“That’s the play coaches look at and go, ‘All right, this dude can do some things,’” Robinson said.

Then he describes an inside zone run where he cut to one side, and then the other, of the field. Robinson outraced the defenders chasing him down en route to a deep touchdown. A conversation about Robinson that doesn’t include his tackle-breaking ability isn’t a complete conversation about him.

“It’s a lot of film study obviously,” Robinson said. “How you look at angles on defenders and how you set defenders up is really big in how you can break a lot of tackles. For me, I look at, we call it in football the ‘quarter’ so it’s the shoulders and my shoulder angles. I think I can do a really good job of dissecting the angle I’m trying to take against a defender. I think obviously that’s a gift from God [and one I’ll] keep working on.

“It’s one of the things I love to do.”

Soon, Robinson will find out which team will employ his play-making skills and analytical approach. The Cowboys will be watching closely to see if he falls within their range, a chance to tag-team with Pollard in 2023 and then to provide stability for years to come — whether on one contract or more.

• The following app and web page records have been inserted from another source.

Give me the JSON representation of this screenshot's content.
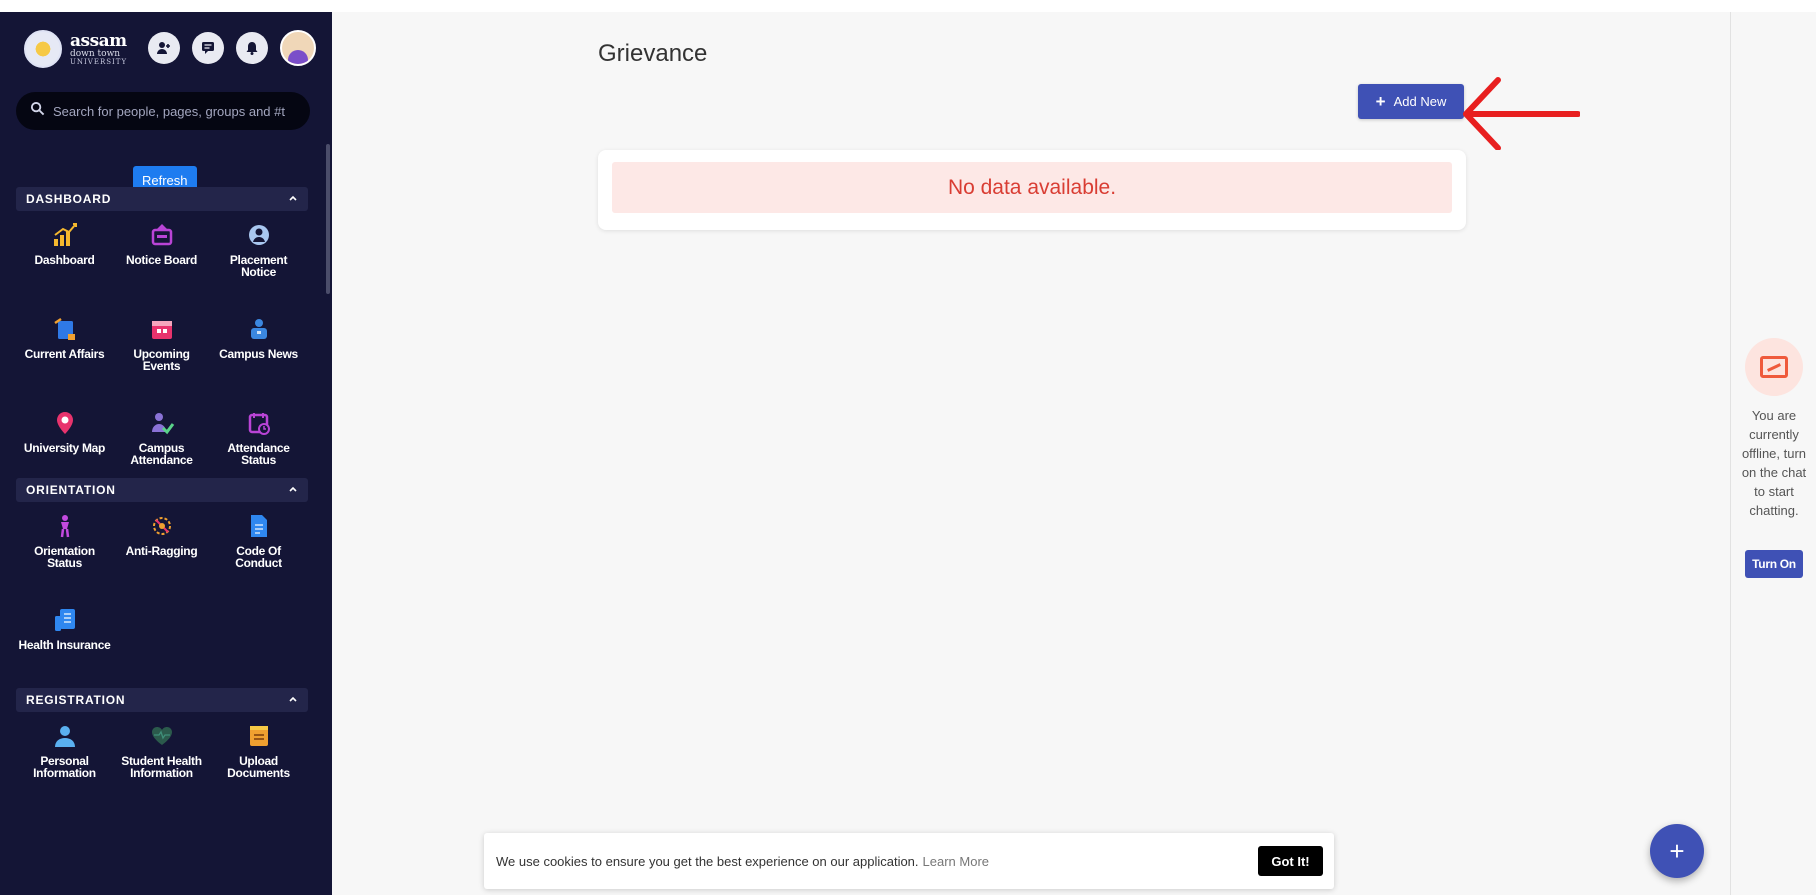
{
  "logo": {
    "line1": "assam",
    "line2": "down town",
    "line3": "UNIVERSITY"
  },
  "search": {
    "placeholder": "Search for people, pages, groups and #t"
  },
  "refresh_label": "Refresh",
  "sections": [
    {
      "title": "DASHBOARD",
      "items": [
        {
          "label": "Dashboard",
          "icon": "chart-up-icon",
          "color": "#f5b82e"
        },
        {
          "label": "Notice Board",
          "icon": "notice-board-icon",
          "color": "#b944d6"
        },
        {
          "label": "Placement Notice",
          "icon": "placement-icon",
          "color": "#a9c7f0"
        },
        {
          "label": "Current Affairs",
          "icon": "current-affairs-icon",
          "color": "#2f79e6"
        },
        {
          "label": "Upcoming Events",
          "icon": "calendar-icon",
          "color": "#e8336d"
        },
        {
          "label": "Campus News",
          "icon": "news-icon",
          "color": "#3b87e0"
        },
        {
          "label": "University Map",
          "icon": "map-pin-icon",
          "color": "#e8336d"
        },
        {
          "label": "Campus Attendance",
          "icon": "attendance-user-icon",
          "color": "#5ad38a"
        },
        {
          "label": "Attendance Status",
          "icon": "attendance-calendar-icon",
          "color": "#b944d6"
        }
      ]
    },
    {
      "title": "ORIENTATION",
      "items": [
        {
          "label": "Orientation Status",
          "icon": "orientation-icon",
          "color": "#c34ae0"
        },
        {
          "label": "Anti-Ragging",
          "icon": "anti-ragging-icon",
          "color": "#f0a030"
        },
        {
          "label": "Code Of Conduct",
          "icon": "document-icon",
          "color": "#2f87f0"
        },
        {
          "label": "Health Insurance",
          "icon": "health-insurance-icon",
          "color": "#2f87f0"
        }
      ]
    },
    {
      "title": "REGISTRATION",
      "items": [
        {
          "label": "Personal Information",
          "icon": "person-icon",
          "color": "#5ab0f0"
        },
        {
          "label": "Student Health Information",
          "icon": "heart-icon",
          "color": "#2b5a4c"
        },
        {
          "label": "Upload Documents",
          "icon": "upload-icon",
          "color": "#f0a030"
        }
      ]
    }
  ],
  "page": {
    "title": "Grievance",
    "add_new_label": "Add New",
    "empty_message": "No data available."
  },
  "cookie": {
    "text": "We use cookies to ensure you get the best experience on our application.",
    "learn_more": "Learn More",
    "button": "Got It!"
  },
  "chat": {
    "offline_text": "You are currently offline, turn on the chat to start chatting.",
    "turn_on_label": "Turn On"
  },
  "colors": {
    "sidebar_bg": "#141536",
    "primary": "#3f51b5",
    "error": "#d93d33",
    "annotation_arrow": "#e81f1f"
  }
}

“When you lose a guy like Zeke, you want a young guy coming in here,” Stephen Jones said. “Who’s to say at what point that would be whether it’s first, second, third or fourth who knows where that might come up. But certainly a spot where, if the right guy were there …

“As we go through the draft, I can’t imagine [a running back’s] not going to get a lot of attention in terms of us going through what he can do for our football team.”